Design/methodology/approach

A quantitative method is adopted, using both bivariate linear regression analysis and network analysis. Using key aspects of Nakauchi et al.'s (2007) knowledge transfer framework, intra-organizational dynamics are analyzed based on measurements of the performance of professional football players before and after transferring from one club (the source organization) to another (the recipient organization).

Findings

Our research results are mainly intended to show the factors that influence knowledge translation in the light of team performance improvement. Our empirical analysis shows the need for the coexistence of a combination of factors, especially the quality of the source and recipient organizations and of the relationship between them, to achieve the transferability of professional football players' capabilities and performance.

Practical implications

The academic community, practitioners and policymakers can draw on the theoretical and practical advances made by the findings to address knowledge translation issues with an improved understanding of its factors and determinants.

Originality/value

Despite some limitations to the study, we identify the factors, determinants and contexts that facilitate the transfer of knowledge and specialist knowledge and thus contribute to the successful operation of contemporary organizations. Moreover, the results of our analysis are applicable to all economic sectors.

Details

Management Decision, vol. 58 no. 9
Type: Research Article
ISSN: 0025-1747

Keywords

To view the access options for this content please click here
Article
Publication date: 11 July 2016

Peter Kennedy and David Kennedy

The purpose of this paper is to examine the elective affinity between sport science and elite football by situating it first, within the wider political economy of football

Abstract

Purpose

The purpose of this paper is to examine the elective affinity between sport science and elite football by situating it first, within the wider political economy of football and second, within the dynamics of the market and work situation faced by elite players in the modern game.

Design/methodology/approach

The methodology underpinning this paper continues this movement by considering the impact on market and work situation of elite footballers due to wider social structures and the distribution of social power peculiar to the football industry.

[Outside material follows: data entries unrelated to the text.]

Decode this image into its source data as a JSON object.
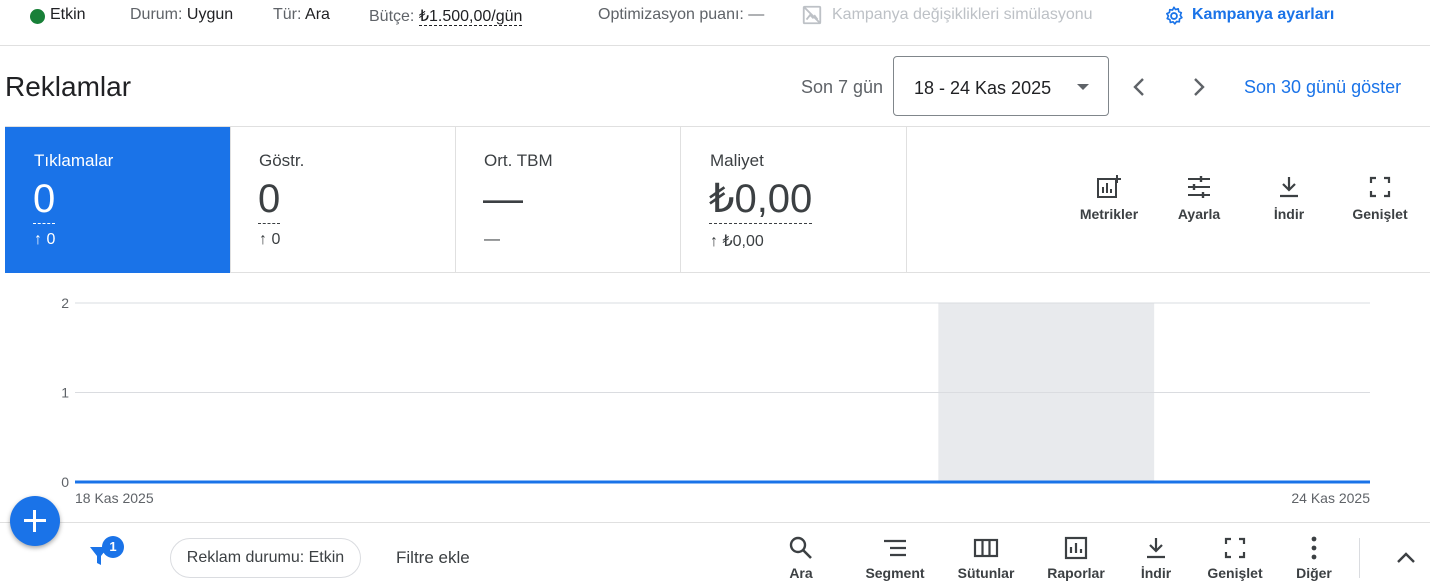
{
  "status_bar": {
    "status": "Etkin",
    "durum_label": "Durum:",
    "durum_value": "Uygun",
    "tur_label": "Tür:",
    "tur_value": "Ara",
    "butce_label": "Bütçe:",
    "butce_value": "₺1.500,00/gün",
    "optimization_label": "Optimizasyon puanı: —",
    "simulation_label": "Kampanya değişiklikleri simülasyonu",
    "campaign_settings_label": "Kampanya ayarları",
    "status_color": "#188038"
  },
  "header": {
    "title": "Reklamlar",
    "period_label": "Son 7 gün",
    "date_range": "18 - 24 Kas 2025",
    "show_30_label": "Son 30 günü göster"
  },
  "metrics": [
    {
      "label": "Tıklamalar",
      "value": "0",
      "change": "↑ 0",
      "active": true
    },
    {
      "label": "Göstr.",
      "value": "0",
      "change": "↑ 0",
      "active": false
    },
    {
      "label": "Ort. TBM",
      "value": "—",
      "change": "—",
      "active": false
    },
    {
      "label": "Maliyet",
      "value": "₺0,00",
      "change": "↑ ₺0,00",
      "active": false
    }
  ],
  "card_tools": {
    "metrics": "Metrikler",
    "adjust": "Ayarla",
    "download": "İndir",
    "expand": "Genişlet"
  },
  "chart_data": {
    "type": "line",
    "x": [
      "18 Kas 2025",
      "19 Kas 2025",
      "20 Kas 2025",
      "21 Kas 2025",
      "22 Kas 2025",
      "23 Kas 2025",
      "24 Kas 2025"
    ],
    "series": [
      {
        "values": [
          0,
          0,
          0,
          0,
          0,
          0,
          0
        ],
        "color": "#1a73e8"
      }
    ],
    "ylim": [
      0,
      2
    ],
    "yticks": [
      "0",
      "1",
      "2"
    ],
    "xtick_labels": [
      "18 Kas 2025",
      "24 Kas 2025"
    ],
    "highlight_range": [
      "22 Kas 2025",
      "23 Kas 2025"
    ],
    "grid": true
  },
  "bottom_bar": {
    "filter_count": "1",
    "status_chip": "Reklam durumu: Etkin",
    "add_filter": "Filtre ekle",
    "tools": {
      "search": "Ara",
      "segment": "Segment",
      "columns": "Sütunlar",
      "reports": "Raporlar",
      "download": "İndir",
      "expand": "Genişlet",
      "more": "Diğer"
    }
  },
  "colors": {
    "accent": "#1a73e8",
    "highlight_band": "#e8eaed"
  }
}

It is premised on the view that observed events and contingent relations and processes are linked to more enduring social structures and that knowledge must take account of all three.

Findings

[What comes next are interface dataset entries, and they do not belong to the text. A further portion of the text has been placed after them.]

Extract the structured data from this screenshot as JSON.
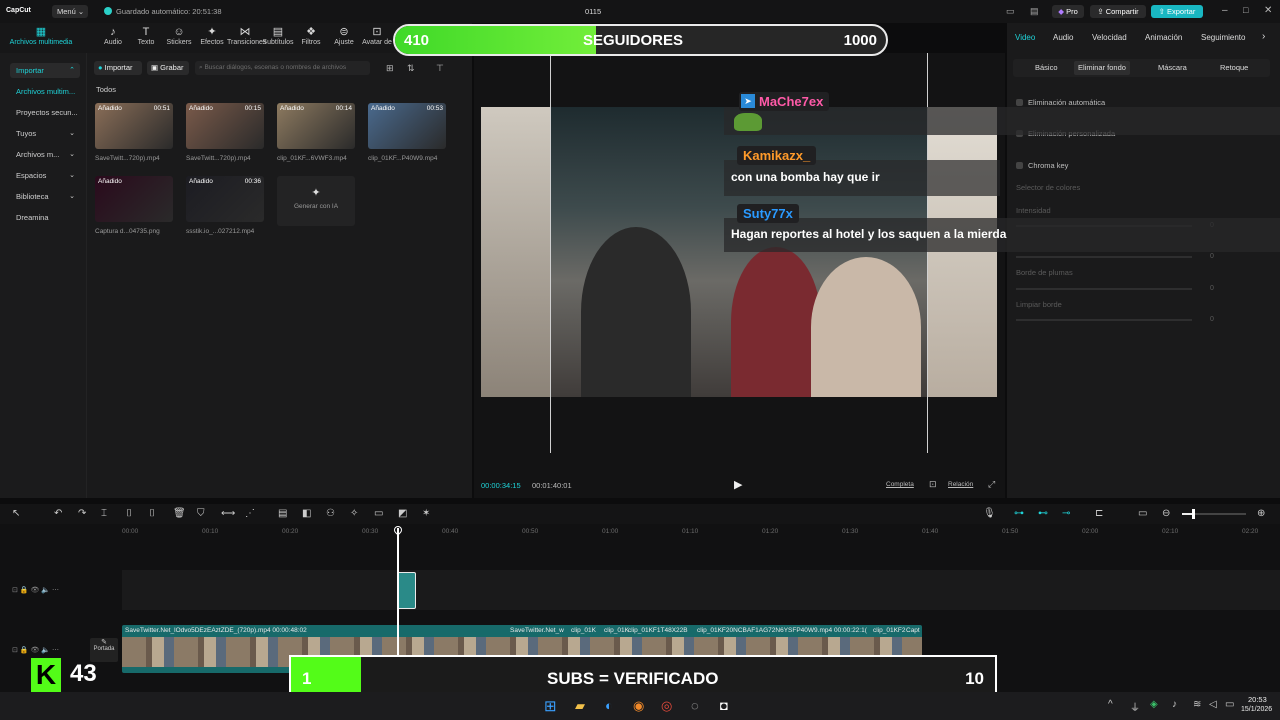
{
  "titlebar": {
    "app": "CapCut",
    "menu": "Menú",
    "autosave": "Guardado automático: 20:51:38",
    "project": "0115",
    "pro": "Pro",
    "share": "Compartir",
    "export": "Exportar"
  },
  "toolbar": [
    {
      "label": "Archivos multimedia",
      "icon": "media-icon",
      "active": true
    },
    {
      "label": "Audio",
      "icon": "audio-icon"
    },
    {
      "label": "Texto",
      "icon": "text-icon"
    },
    {
      "label": "Stickers",
      "icon": "sticker-icon"
    },
    {
      "label": "Efectos",
      "icon": "effects-icon"
    },
    {
      "label": "Transiciones",
      "icon": "transition-icon"
    },
    {
      "label": "Subtítulos",
      "icon": "subtitle-icon"
    },
    {
      "label": "Filtros",
      "icon": "filter-icon"
    },
    {
      "label": "Ajuste",
      "icon": "adjust-icon"
    },
    {
      "label": "Avatar de",
      "icon": "avatar-icon"
    }
  ],
  "sidebar": [
    {
      "label": "Importar",
      "selected": true,
      "chev": "⌃"
    },
    {
      "label": "Archivos multim...",
      "accent": true
    },
    {
      "label": "Proyectos secun..."
    },
    {
      "label": "Tuyos",
      "chev": "⌄"
    },
    {
      "label": "Archivos m...",
      "chev": "⌄"
    },
    {
      "label": "Espacios",
      "chev": "⌄"
    },
    {
      "label": "Biblioteca",
      "chev": "⌄"
    },
    {
      "label": "Dreamina"
    }
  ],
  "media_bar": {
    "import": "Importar",
    "record": "Grabar",
    "search_placeholder": "Buscar diálogos, escenas o nombres de archivos",
    "filter": "Todos"
  },
  "media_items": [
    {
      "name": "SaveTwitt...720p).mp4",
      "badge": "Añadido",
      "dur": "00:51",
      "color": "#8a6e58"
    },
    {
      "name": "SaveTwitt...720p).mp4",
      "badge": "Añadido",
      "dur": "00:15",
      "color": "#7a5a4a"
    },
    {
      "name": "clip_01KF...6VWF3.mp4",
      "badge": "Añadido",
      "dur": "00:14",
      "color": "#8d7a60"
    },
    {
      "name": "clip_01KF...P40W9.mp4",
      "badge": "Añadido",
      "dur": "00:53",
      "color": "#4a6a8e"
    },
    {
      "name": "Captura d...04735.png",
      "badge": "Añadido",
      "dur": "",
      "color": "#2a0a1c"
    },
    {
      "name": "ssstik.io_...027212.mp4",
      "badge": "Añadido",
      "dur": "00:36",
      "color": "#1c1c22"
    }
  ],
  "generate_ai": "Generar con IA",
  "player": {
    "current": "00:00:34:15",
    "total": "00:01:40:01",
    "full": "Completa",
    "ratio": "Relación"
  },
  "overlay_followers": {
    "current": "410",
    "label": "SEGUIDORES",
    "goal": "1000",
    "progress": 0.41
  },
  "chat": [
    {
      "user": "MaChe7ex",
      "color": "#ff5aa8",
      "msg": ""
    },
    {
      "user": "Kamikazx_",
      "color": "#ff9a2a",
      "msg": "con una bomba hay que ir"
    },
    {
      "user": "Suty77x",
      "color": "#2a9aff",
      "msg": "Hagan reportes al hotel y los saquen a la mierda"
    }
  ],
  "right_tabs": [
    "Video",
    "Audio",
    "Velocidad",
    "Animación",
    "Seguimiento"
  ],
  "right_subtabs": [
    "Básico",
    "Eliminar fondo",
    "Máscara",
    "Retoque"
  ],
  "right_rows": [
    "Eliminación automática",
    "Eliminación personalizada",
    "Chroma key",
    "Selector de colores",
    "Intensidad",
    "Borde de plumas",
    "Limpiar borde"
  ],
  "right_values": [
    "0",
    "0",
    "0",
    "0"
  ],
  "timeline_ticks": [
    "00:00",
    "00:10",
    "00:20",
    "00:30",
    "00:40",
    "00:50",
    "01:00",
    "01:10",
    "01:20",
    "01:30",
    "01:40",
    "01:50",
    "02:00",
    "02:10",
    "02:20"
  ],
  "clips": [
    {
      "label": "SaveTwitter.Net_lOdvo5DEzEAztZDE_(720p).mp4  00:00:48:02"
    },
    {
      "label": "SaveTwitter.Net_w"
    },
    {
      "label": "clip_01K"
    },
    {
      "label": "clip_01K"
    },
    {
      "label": "clip_01KF1T48X22B"
    },
    {
      "label": "clip_01KF20NCBAF1AG72N6YSFP40W9.mp4"
    },
    {
      "label": "00:00:22:1("
    },
    {
      "label": "clip_01KF2"
    },
    {
      "label": "Capt"
    }
  ],
  "cover_label": "Portada",
  "kick": {
    "logo": "K",
    "count": "43"
  },
  "subs": {
    "current": "1",
    "label": "SUBS = VERIFICADO",
    "goal": "10",
    "progress": 0.1
  },
  "clock": {
    "time": "20:53",
    "date": "15/1/2026"
  }
}
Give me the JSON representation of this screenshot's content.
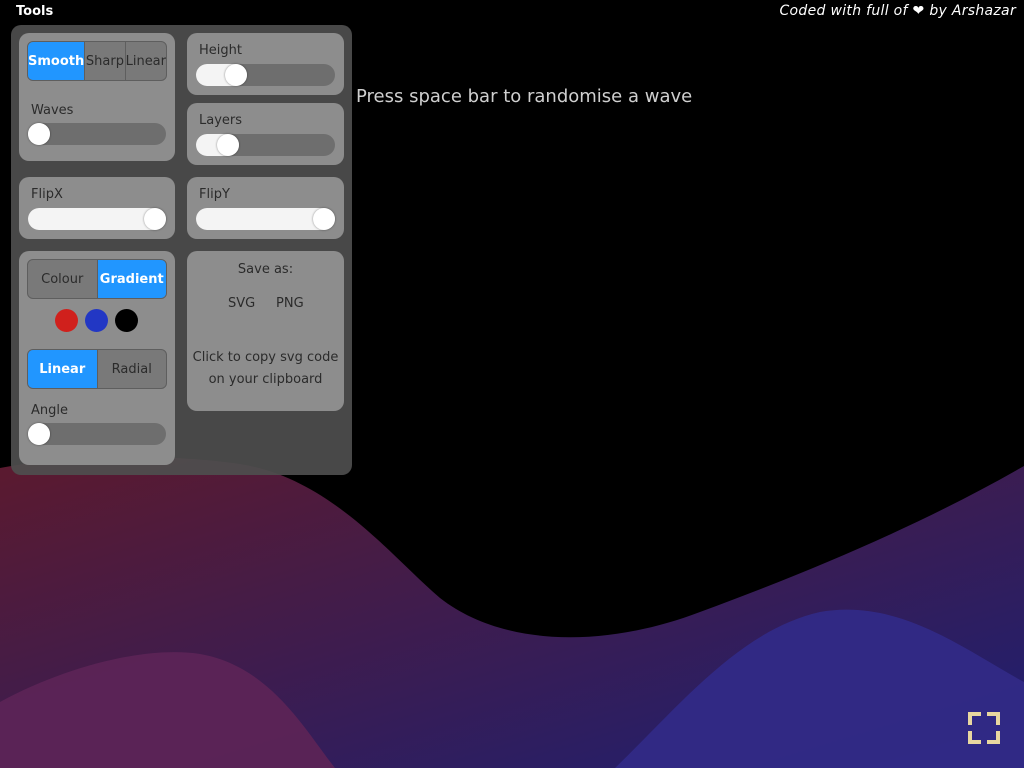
{
  "header": {
    "tools_label": "Tools",
    "credit_prefix": "Coded with full of",
    "credit_heart": "❤",
    "credit_suffix": "by Arshazar"
  },
  "hint": "Press space bar to randomise a wave",
  "curve": {
    "options": [
      "Smooth",
      "Sharp",
      "Linear"
    ],
    "selected": "Smooth"
  },
  "waves": {
    "label": "Waves",
    "value_fraction": 0.0
  },
  "height": {
    "label": "Height",
    "value_fraction": 0.25
  },
  "layers": {
    "label": "Layers",
    "value_fraction": 0.18
  },
  "flipx": {
    "label": "FlipX",
    "value": true
  },
  "flipy": {
    "label": "FlipY",
    "value": true
  },
  "fill_mode": {
    "options": [
      "Colour",
      "Gradient"
    ],
    "selected": "Gradient"
  },
  "colors": {
    "swatches": [
      {
        "name": "red",
        "hex": "#d0201c"
      },
      {
        "name": "blue",
        "hex": "#2237c4"
      },
      {
        "name": "black",
        "hex": "#000000"
      }
    ]
  },
  "gradient_type": {
    "options": [
      "Linear",
      "Radial"
    ],
    "selected": "Linear"
  },
  "angle": {
    "label": "Angle",
    "value_fraction": 0.0
  },
  "save": {
    "title": "Save as:",
    "svg_label": "SVG",
    "png_label": "PNG",
    "copy_text_line1": "Click to copy svg code",
    "copy_text_line2": "on your clipboard"
  },
  "theme": {
    "accent": "#2196ff",
    "panel_bg": "#4e4e4e",
    "card_bg": "#8d8d8d",
    "fullscreen_icon_color": "#e8d7a0"
  },
  "icons": {
    "fullscreen": "fullscreen-icon"
  }
}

The resulting impact of sport science on elite football is contradictory, facilitating, on the one hand, the development of football as an aesthetic experience, while on the other hand, threatening to transform the football spectacle into a mundane exercise in the search for increased functional peak performance for its own sake.

Research limitations/implications

The value of this paper is that it considers salaries and player power to determine value by exploring the impact on market and work situation of elite footballers set in the context of wider social structures and the distribution of social power peculiar to the football industry.

Practical implications

Elite footballers yield immense power over their market situation, which sport science has the potential to enhance and sustain by fine honing peak fitness. The football club’s relative lack of control of the player’s market situation necessitates the appliance of sport science to help maximize control over the player’s work situation.

Social implications

The paper demonstrates that sport science develops elite footballers to peak fitness, while also developing footballers as commodities; and this latter aspect if taken too far may potentially transform football into a mundane exercise in the search for increased functional peak performance for its own sake.

Originality/value

The paper draws together the relatively neglected analysis of the football labour process with the increasing interventions of sport science to football and sets this within a broader political economy of football.

Details

Sport, Business and Management: An International Journal, vol. 6 no. 3
Type: Research Article
ISSN: 2042-678X

Keywords

1 – 10 of over 2000